        //TODO: Delay the installation of the update until
        //      it's appropriate for your app.

        //TODO: Do any "spin-down" operations. auBackend.InstallNow() will
        //      exit this process using Environment.Exit(0), so run
        //      cleanup functions now (close threads, close running programs,
        //      release locked files, etc.)

        // here we'll just close immediately to install the new version

After the update has completed your service will be restarted.

Make sure your service name is correct

If you're using the AutomaticUpdaterBackend in your service then you must ensure your service name is correct (and the same) in all your code. This means confirming your service name in at least 3 places (sometimes more):

  1. The YourServiceName.cs file. Open the service code file in your designer and set the "ServiceName" property:

    Setting the service name

  2. The YourServiceNameInstaller.cs file. Open the service installer code file and make sure the "ServiceName" property of the "ServiceInstaller" instance is set to the same service name you used elsewhere:

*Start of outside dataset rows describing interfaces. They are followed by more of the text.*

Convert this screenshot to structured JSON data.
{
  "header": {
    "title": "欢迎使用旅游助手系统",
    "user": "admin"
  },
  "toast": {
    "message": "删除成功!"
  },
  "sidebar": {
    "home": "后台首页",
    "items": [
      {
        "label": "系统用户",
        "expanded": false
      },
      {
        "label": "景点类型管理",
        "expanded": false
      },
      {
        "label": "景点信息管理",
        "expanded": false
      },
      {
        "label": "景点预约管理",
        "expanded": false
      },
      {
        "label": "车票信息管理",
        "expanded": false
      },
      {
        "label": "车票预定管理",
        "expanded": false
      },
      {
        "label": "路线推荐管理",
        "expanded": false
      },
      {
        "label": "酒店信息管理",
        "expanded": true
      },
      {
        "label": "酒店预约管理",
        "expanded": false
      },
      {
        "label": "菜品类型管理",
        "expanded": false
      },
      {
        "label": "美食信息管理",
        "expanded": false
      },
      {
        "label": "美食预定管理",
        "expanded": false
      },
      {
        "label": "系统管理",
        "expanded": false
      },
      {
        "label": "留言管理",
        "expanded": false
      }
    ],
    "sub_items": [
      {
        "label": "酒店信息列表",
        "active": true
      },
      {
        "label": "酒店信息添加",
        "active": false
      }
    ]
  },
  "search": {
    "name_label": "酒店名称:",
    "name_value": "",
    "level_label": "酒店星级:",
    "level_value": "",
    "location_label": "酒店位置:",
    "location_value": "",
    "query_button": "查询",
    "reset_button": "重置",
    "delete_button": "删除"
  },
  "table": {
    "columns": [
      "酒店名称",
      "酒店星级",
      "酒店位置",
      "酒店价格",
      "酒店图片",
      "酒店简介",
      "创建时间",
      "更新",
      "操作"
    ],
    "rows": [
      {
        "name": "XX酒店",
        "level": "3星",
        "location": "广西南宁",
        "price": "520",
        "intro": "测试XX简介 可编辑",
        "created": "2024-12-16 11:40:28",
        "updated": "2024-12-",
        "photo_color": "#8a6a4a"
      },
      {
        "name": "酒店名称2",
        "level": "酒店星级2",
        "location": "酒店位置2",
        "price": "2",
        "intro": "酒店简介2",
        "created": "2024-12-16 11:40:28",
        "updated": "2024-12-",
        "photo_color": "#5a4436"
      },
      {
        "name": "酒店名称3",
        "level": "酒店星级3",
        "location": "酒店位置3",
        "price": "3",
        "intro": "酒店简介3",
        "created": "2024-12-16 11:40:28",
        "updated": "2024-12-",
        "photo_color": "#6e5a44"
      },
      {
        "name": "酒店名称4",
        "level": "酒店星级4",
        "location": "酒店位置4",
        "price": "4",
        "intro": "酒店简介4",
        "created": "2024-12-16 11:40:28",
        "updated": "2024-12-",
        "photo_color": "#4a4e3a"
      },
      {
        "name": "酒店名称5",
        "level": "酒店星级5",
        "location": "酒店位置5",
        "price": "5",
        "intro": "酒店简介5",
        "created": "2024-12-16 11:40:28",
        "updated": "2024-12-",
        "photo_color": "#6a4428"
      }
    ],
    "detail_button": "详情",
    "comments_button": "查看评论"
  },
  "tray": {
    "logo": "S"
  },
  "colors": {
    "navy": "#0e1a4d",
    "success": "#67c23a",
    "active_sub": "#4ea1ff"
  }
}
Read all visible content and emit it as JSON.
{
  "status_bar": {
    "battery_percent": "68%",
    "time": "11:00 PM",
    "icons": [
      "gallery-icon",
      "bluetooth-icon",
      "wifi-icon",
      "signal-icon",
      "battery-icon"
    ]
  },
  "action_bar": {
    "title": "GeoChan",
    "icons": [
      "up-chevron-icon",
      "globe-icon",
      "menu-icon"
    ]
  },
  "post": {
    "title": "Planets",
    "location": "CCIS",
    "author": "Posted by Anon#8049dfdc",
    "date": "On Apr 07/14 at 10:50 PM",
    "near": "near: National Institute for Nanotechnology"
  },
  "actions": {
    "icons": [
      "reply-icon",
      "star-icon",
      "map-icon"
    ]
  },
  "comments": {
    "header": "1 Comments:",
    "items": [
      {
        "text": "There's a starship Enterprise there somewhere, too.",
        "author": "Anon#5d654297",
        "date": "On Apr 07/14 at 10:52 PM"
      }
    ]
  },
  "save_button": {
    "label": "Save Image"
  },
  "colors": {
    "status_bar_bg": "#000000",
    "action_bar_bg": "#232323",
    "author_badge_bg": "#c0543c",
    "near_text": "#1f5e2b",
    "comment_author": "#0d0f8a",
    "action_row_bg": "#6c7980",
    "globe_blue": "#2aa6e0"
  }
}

    Setting the installer service name

  3. The AutomaticUpdaterBackend class, and all other instances. In your service make sure the AutomaticUpdaterBackend class is using the correct service name:

    Setting the installer service name

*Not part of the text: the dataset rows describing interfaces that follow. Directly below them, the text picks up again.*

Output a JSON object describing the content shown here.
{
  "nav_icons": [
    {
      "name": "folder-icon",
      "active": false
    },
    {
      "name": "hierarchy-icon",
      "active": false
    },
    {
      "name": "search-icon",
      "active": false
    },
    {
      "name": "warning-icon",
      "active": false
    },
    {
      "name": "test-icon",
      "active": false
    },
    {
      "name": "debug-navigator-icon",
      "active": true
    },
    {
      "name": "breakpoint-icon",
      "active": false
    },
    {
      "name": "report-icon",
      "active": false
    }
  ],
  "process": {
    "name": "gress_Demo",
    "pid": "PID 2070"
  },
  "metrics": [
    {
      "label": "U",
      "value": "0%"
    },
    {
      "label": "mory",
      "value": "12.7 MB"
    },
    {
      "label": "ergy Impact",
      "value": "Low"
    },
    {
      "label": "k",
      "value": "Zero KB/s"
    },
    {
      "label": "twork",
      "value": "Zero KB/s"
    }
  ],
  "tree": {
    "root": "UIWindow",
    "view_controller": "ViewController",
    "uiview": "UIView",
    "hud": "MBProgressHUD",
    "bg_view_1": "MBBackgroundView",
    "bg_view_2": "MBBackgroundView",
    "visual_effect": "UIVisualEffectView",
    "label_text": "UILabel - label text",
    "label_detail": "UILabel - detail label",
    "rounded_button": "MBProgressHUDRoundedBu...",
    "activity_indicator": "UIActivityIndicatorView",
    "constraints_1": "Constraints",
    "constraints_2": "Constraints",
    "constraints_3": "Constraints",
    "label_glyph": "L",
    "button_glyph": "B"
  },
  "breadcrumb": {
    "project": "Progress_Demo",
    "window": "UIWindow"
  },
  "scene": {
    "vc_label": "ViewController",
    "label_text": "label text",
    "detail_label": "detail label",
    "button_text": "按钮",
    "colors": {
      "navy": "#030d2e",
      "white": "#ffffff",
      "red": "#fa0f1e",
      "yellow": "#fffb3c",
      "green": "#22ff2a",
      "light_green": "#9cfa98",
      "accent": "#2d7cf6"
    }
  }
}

If your service name is different in your service installer, and your various service code files, then this will cause problems in the updating. One such problem is your service will not re-start after a successful update or an error. There are other problems as well. This is why you must ensure you service name is correct in all places it's used.

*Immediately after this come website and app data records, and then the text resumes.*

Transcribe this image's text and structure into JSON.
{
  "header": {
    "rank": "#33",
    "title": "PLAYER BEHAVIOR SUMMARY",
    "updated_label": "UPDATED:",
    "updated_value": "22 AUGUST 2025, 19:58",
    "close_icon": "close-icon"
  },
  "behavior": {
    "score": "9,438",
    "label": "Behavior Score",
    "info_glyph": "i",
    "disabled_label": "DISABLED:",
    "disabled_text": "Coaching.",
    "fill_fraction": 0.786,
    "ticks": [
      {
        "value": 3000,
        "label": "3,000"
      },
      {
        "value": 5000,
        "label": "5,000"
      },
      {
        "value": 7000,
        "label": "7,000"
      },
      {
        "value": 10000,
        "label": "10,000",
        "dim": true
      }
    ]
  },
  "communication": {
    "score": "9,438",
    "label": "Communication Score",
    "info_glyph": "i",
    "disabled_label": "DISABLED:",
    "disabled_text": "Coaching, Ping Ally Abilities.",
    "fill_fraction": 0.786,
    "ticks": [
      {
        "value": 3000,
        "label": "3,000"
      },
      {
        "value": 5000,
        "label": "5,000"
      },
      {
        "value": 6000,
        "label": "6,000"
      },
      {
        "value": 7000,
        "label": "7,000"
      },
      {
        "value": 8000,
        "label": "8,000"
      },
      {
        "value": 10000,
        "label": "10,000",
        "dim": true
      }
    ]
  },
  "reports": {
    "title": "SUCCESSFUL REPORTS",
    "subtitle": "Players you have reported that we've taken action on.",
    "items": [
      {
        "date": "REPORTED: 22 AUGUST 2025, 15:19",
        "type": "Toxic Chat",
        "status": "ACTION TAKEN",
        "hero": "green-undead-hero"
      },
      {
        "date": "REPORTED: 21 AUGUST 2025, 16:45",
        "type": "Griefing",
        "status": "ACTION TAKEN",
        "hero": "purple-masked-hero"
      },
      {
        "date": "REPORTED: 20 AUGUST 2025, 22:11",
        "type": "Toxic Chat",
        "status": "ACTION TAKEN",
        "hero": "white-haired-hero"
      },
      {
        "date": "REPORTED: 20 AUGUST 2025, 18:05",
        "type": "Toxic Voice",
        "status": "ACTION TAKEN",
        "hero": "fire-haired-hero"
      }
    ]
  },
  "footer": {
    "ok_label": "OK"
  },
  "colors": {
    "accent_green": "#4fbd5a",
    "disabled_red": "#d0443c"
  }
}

For Console Apps

Using the AutomaticUpdaterBackend class in console apps is similar to how you use it in a Windows Service. The only differences are that you create the AutomaticUpdaterBackend instance in the Main() function of your app and you don't use the ServiceName property. For example:

auBackend = new AutomaticUpdaterBackend
                    //TODO: set a unique string.
                    // For instance, "appname-companyname"
                    GUID = "a-string-that-uniquely-IDs-your-app",

                    // With UpdateType set to Automatic, you're still in
                    // charge of checking for updates, but the
                    // AutomaticUpdaterBackend continues with the
                    // downloading and extracting automatically.
                    UpdateType = UpdateType.Automatic

Step 3: Events and properties

We talked about just one event, ReadyToBeInstalled, but there are many more. For instance, you should handle errors using the CheckingFailed, DownloadingFailed, ExtractingFailed, UpdateFailed.